Peterson-Nyren, the tribe’s executive director, said the wellness center will do more than provide medical care to local Alaska Natives. The building will serve to elevate wellness of both mind and body to a priority, allow Natives to use their talents and resources, ensure they have a common safety net and allow them to share those resources with others.
That is the “our definition of prosperity,” she said.
What a thought — we had never considered such a perspective. Usually these groundbreaking ceremonies aren’t more than an opportunity for posed photos and waxing political.
But that sentiment really rang true for us.
This center will be a lot of things — 50 new jobs, increased access to care such as medical, dental, behavioral and optometry among many others. But we hope it serves, as Peterson-Nyren said, not so much an opportunity to receive, but to give. And to share.
In fact, much was shared to create the center, including tax funds from the state, hours from countless dedicated individuals and other time and resources. We can take pride in such an endeavor.
Buildings stand tall against time, but buildings that serve as beacons of hope and healing stand taller. And when one elevates that level of service, it can encourage and shape others to follow.

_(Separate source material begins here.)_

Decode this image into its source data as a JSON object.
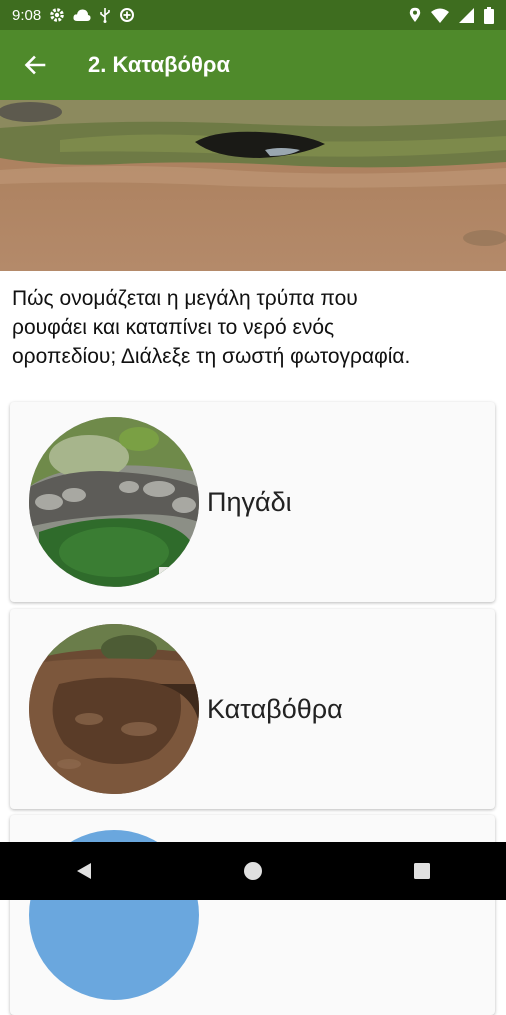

We hope the wellness center is a nudge for other areas around our Peninsula and state to follow suit – when there is a need and support, amazing things can be built.
Moreover, we are proud the tribe is returning to a site important to the Kathnuht’ana; where the raven flies, the river empties into the inlet and Iliamna, Spurr and Redoubt stand tall. We hope this means more expansion and development of Old Town for Native purposes — it is great and unique that a people are able to hold onto the areas important to it.
In short: We’d like to congratulate the Tribe on their new wellness center and wish them well as they begin construction. We’d also like to commend those who worked hard to ensure funding was set aside to help. We’re confident the center will bring a wholeness to the health of all it serves.